A History of Mechanical Clocks
A clock is defined as an instrument to measure, keep, and indicate the time. Clocks are one of humanity’s oldest inventions and they meet a need to measure intervals that are shorter than natural units of say, a day, lunar month, or year. Many devices operating under several physical processes have been used over the centuries, however traditionally the term ‘clock’ was reserved for striking clocks only, anything else was called a timepiece. Nowadays the term ‘clock’ refers to any device for measuring and displaying the time and they have seen some innovations.
Water clocks have been covered in our previous article so we thought it best to start with the advent of newer technology and therefore begin with mechanical clocks. The first mechanical clocks were designed in the early 14th century with the invention of the verge escapement mechanism, a type of escapement which is common to many timepieces. Further mechanisms would later be designed such as spring-driven clocks, pendulum clocks, and electric clocks, all of which brought their own style, which we will cover below:
Early Mechanical Clocks
Designed in Europe sometime between the late 13th and early 14th century early mechanical clocks made use of an escapement device to regulate the release of power through a timekeeping device. Whereas early clocks relied on water power it is thought early mechanical clocks made use of power derived from falling weights and this power release may have been controlled by oscillating mechanisms such as bell-ringing or alarm devices.
The invention of the verge escapement made the development of all mechanical clocks possible whereas previously time was measured by a continuous process, such as the shift of sand, or flow of water, it now became of process of measuring oscillations in the controlled release of power, for example as seen in the later developed pendulum clock.
Early mechanical clocks were used for signaling and notification, such as the timing of services and public events, and modeling the solar system. Many simple clocks were installed in towers and did not require faces or hands – they simply announced the hours or intervals between events. More complicated clocks, however, did have faces and hands.
Spring Driven Clocks
As mentioned the escapement of a clock was of significant importance to their development and clockmakers soon found the escapement was an important factor in the clock’s accuracy. Building clocks became a technical challenge, and many mechanisms were designed, including the spring-driven clocks which appeared in the 15th century.

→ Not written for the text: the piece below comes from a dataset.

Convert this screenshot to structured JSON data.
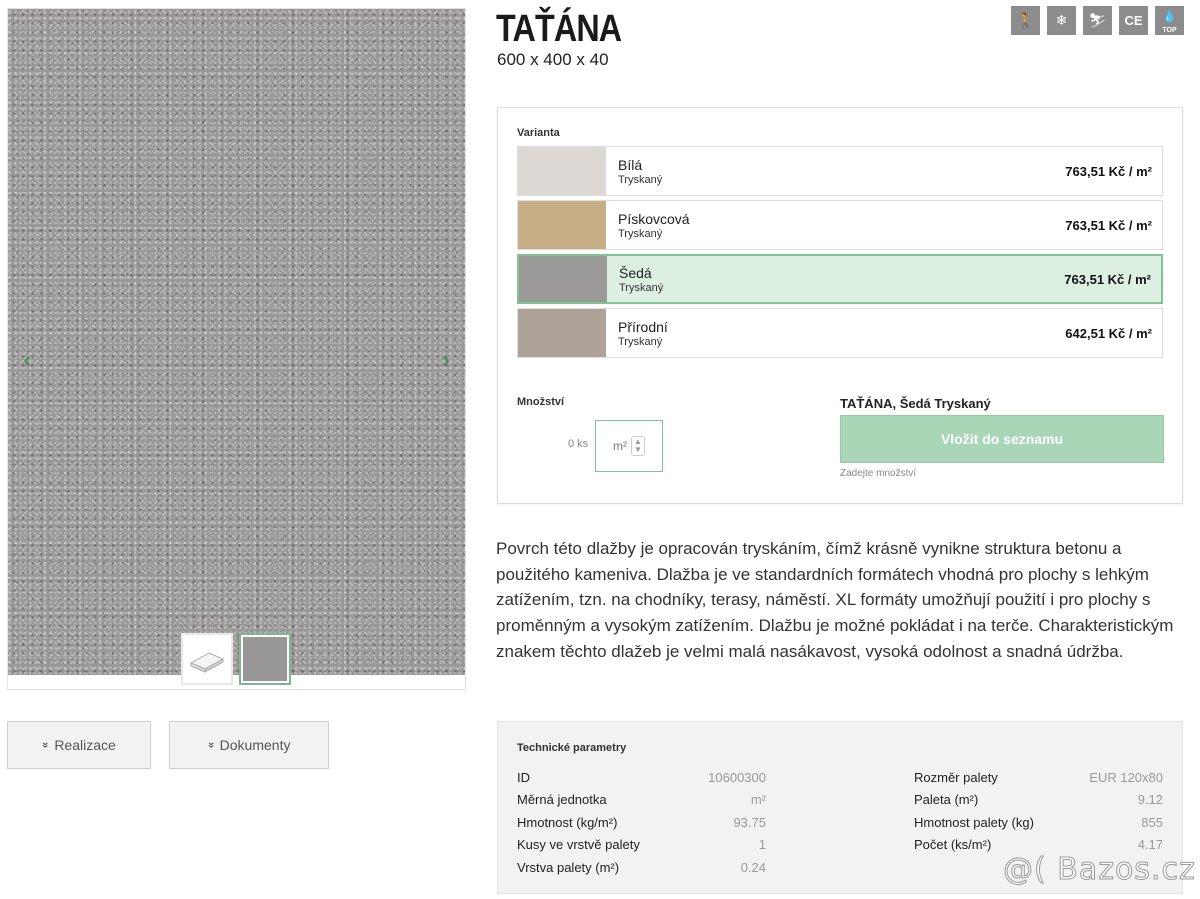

Technical challenges had to be overcome to keep the rate at which the clock moved constant as the spring ran down.
A crucial development to the spring-driven clock was the development of a spiral balance spring in the 17th century. Known as a hairspring, this device controlled the oscillating speed of the escapement. This revolutionised clocks as it allowed the development of timepieces on a much smaller scale when innovators were able to use the design successfully in pocket watches.
Pendulum clocks were invented just prior to the spiral balance spring, in the mid 17th century. Based on the idea that a swinging bob could regulate the motion of a time-telling device this clock required mathematical calculations to determine how pendulum length related to time. With a pendulum length of 99.4cm determined to equate to 1 second of movement, the first pendulum clock was made. These clocks were popularised by the longcase clock, better known as a grandfather clock.
Originally designed in the early 19th century, early electric clocks made use of batteries and an electric current to power a motor or electromagnet so as to wind a mainspring. ‘Electromechanical clocks’ would be the term given to clocks that used a mixture of either AC or DC current to rewind the spring or raise the weight mechanism for an otherwise mechanical clock. Later, electrical clocks would be designed which would use the oscillations of either the AC power source, a tuning fork, or quartz crystal to measure time.
Where quartz has been used as the timekeeping device these clocks were known as quartz clocks, in the same way that we now have quartz wristwatches. Science has taken things even further now by using atoms on an atomic level as the oscillation device, measurable with advanced technology. These clocks, known as atomic clocks, are the most accurate we have to date and deserve their own article to be published later. Just for an idea though, an atomic clock can be accurate within a few seconds over a trillion years!
We hope you enjoyed this article on the history of clocks. Stay with us for more at Boutique Von Burg.